After he viciously slaughtered his way through the mafia family run by his Uncle Paulie, Jackie Estacado had vowed to never again use The Darkness. The demon had given him great strength, but had manipulated and twisted the young man. When we meet him again as he walks into a family run restaurant at the beginning of the Darkness 2, we see that he has prospered, the family is strong, its members loyal- and then they are attacked by an unknown group who want The Darkness for themselves. The scene acts as a well-designed introduction to the world and mechanics- Jackie’s leg is destroyed and he’s pulled to safety, nothing but a pistol to fend off his attackers. Where once he was an invincible god, he’s broken and dying, now just a man. It’s been two years since he’s given in to the Darkness.
For as much as they’re capable of expressing complex concepts in ways no other medium can, videogames as a form have a long history of telling their narratives using techniques and styles found in traditional film. A rough portmanteau of ‘machine’ and ‘cinema’, machinima is a branch of film built in virtual worlds, often consisting of digital art and engine assets, greatly reducing cost in two mediums that are often defined by it. With close ties to animated works, machinima started with humble beginnings but deserves to be critiqued among the standards of the medium.
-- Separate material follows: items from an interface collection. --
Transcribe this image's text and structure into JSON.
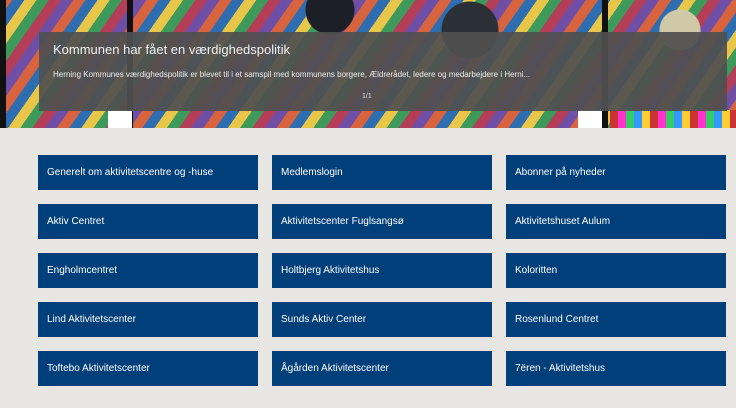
{
  "banner": {
    "title": "Kommunen har fået en værdighedspolitik",
    "description": "Herning Kommunes værdighedspolitik er blevet til i et samspil med kommunens borgere, Ældrerådet, ledere og medarbejdere i Herni...",
    "pager": "1/1"
  },
  "tiles": [
    {
      "label": "Generelt om aktivitetscentre og -huse"
    },
    {
      "label": "Medlemslogin"
    },
    {
      "label": "Abonner på nyheder"
    },
    {
      "label": "Aktiv Centret"
    },
    {
      "label": "Aktivitetscenter Fuglsangsø"
    },
    {
      "label": "Aktivitetshuset Aulum"
    },
    {
      "label": "Engholmcentret"
    },
    {
      "label": "Holtbjerg Aktivitetshus"
    },
    {
      "label": "Koloritten"
    },
    {
      "label": "Lind Aktivitetscenter"
    },
    {
      "label": "Sunds Aktiv Center"
    },
    {
      "label": "Rosenlund Centret"
    },
    {
      "label": "Toftebo Aktivitetscenter"
    },
    {
      "label": "Ågården Aktivitetscenter"
    },
    {
      "label": "7ëren - Aktivitetshus"
    }
  ],
  "colors": {
    "tile_background": "#003f7a",
    "page_background": "#e8e6e3",
    "overlay_background": "#505050"
  }
}
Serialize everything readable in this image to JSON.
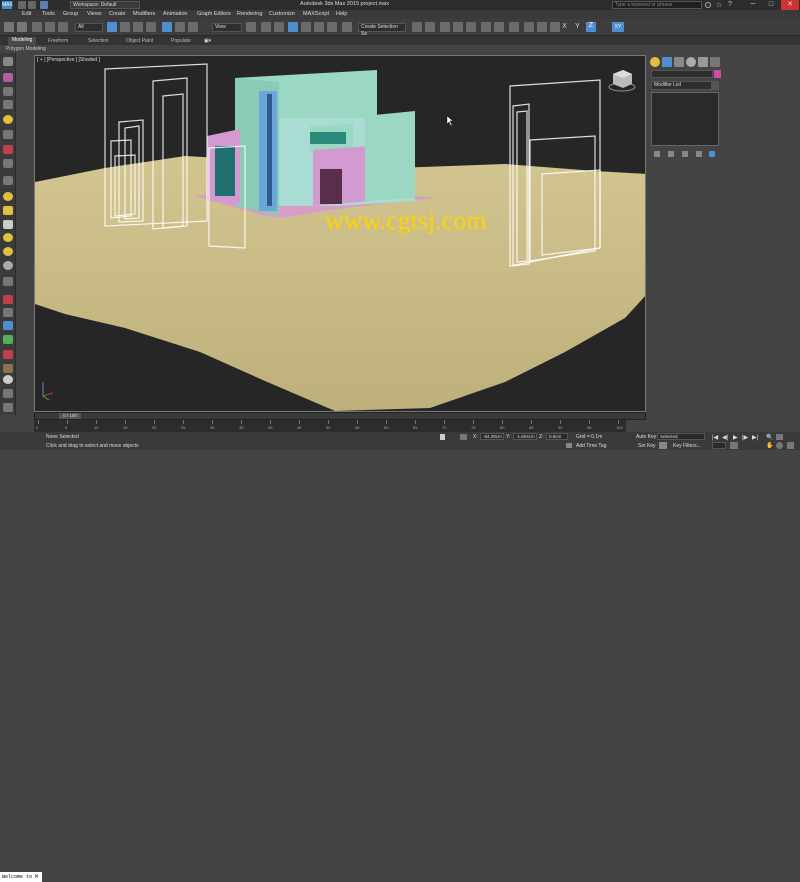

When it was first released several years ago, I gave Barkley, Shut Up and Jam: Gaiden a wistful, sideways glance but never played it. I think, as I have been strangely fixated on it lately, that the time has finally come to download the free copy.
As a fan-made sequel to 1994’s very real Barkley: Shut Up and Jam for the SNES, this turn-based RPG is quite a departure from its humble basketball game beginnings.
I hate boomerangs. I hate boomerangs with all my soul. They’re incredibly stupid. You throw a boomerang, it comes back. Great. Thing is, they’re not just for fun and games. There have been historical instances where they were used as weapons and they’ve definitely been used for that purpose in videogames.
Originally released on Japanese MSX2 and PC-8801 machines in 1988, Snatcher is a cyberpunk adventure, dripping in dark themes and dystopic style. In many ways, Snatcher is a classic Adventure game- but this one was designed and directed by Hideo Kojima, his second after Metal Gear. Continue reading “Snatcher: A Cyberpunk Adventure”
Hydrophobia: Prophecy is the third downloadable version of the original subtitle-free ‘Hydrophobia’ by Dark Energy Digital. Incorporating a water physics mechanic as a pillar of its design, the game finds Security Engineer Kate Olsen on The Queen of the World, a humanity saving cruise-ship colony as it’s besieged by the Malthusian’s, a terrorist group set on saving the Earth from overpopulation through the mass genocide of its citizens. With gameplay heavily inspired by Naughty Dog’s Uncharted franchise, Kate climbs, swims and shoots her way to save the ship and humanity.
UPDATE: Included the full Spike VGA trailer that had been edited for time, now with Japanese-language subtitles.
At E3 2009, Hideo Kojima stepped on stage at the Microsoft press conference to announce the latest installment in his legendary Metal Gear Solid series.
In the second part of our thematic analysis of the Metal Gear Solid franchise, we took an exhaustive look at the structural subtext of Metal Gear Solid 2: Son’s of Liberty. Starting in that game, a thematic split began to form in the narrative. The story was about the importance of ideas and information to the growth of a single individual but also looked at the interaction of many individuals to form a society. Metal Gear Solid 3 carries it further. Continue reading “Metal Gear Solid Analysis: The Identity Trilogy Part 3: Snake Eater”
Sons of Liberty
The second installment in the Metal Gear Solid saga is about the dissemination of information, how important ideas are to the beliefs of an individual, and how they get passed within a society.
For those who never played The Twin Snakes, its story is recounted on disc as the fictional novel ‘In The Darkness of Shadow Moses: The Unofficial Truth’ written by that games weapons specialist, Nastasha Romanenko. The book fulfills several important roles all at once: it provides players of the first game with new story bits that happened on the opposite end of the Codec that Snake wasn’t privy to and exists in the Metal Gear universe as the tell-all that made Solid Snake and his crop of dark mulleted hair a hero the world over for preventing nuclear war.
MEME, GENE, SCENE
As an aesthetic work, the Metal Gear Solid saga examines what it means to be human. The spine of the series revolves around the full development of an individual’s identity through the foundations of their biological makeup, the shaping of culture and art upon them, and the importance of the experiences that individual collects throughout their life. But just as important are how those facets forms an individual’s beliefs and directs policies within their country and relative to countries across the globe.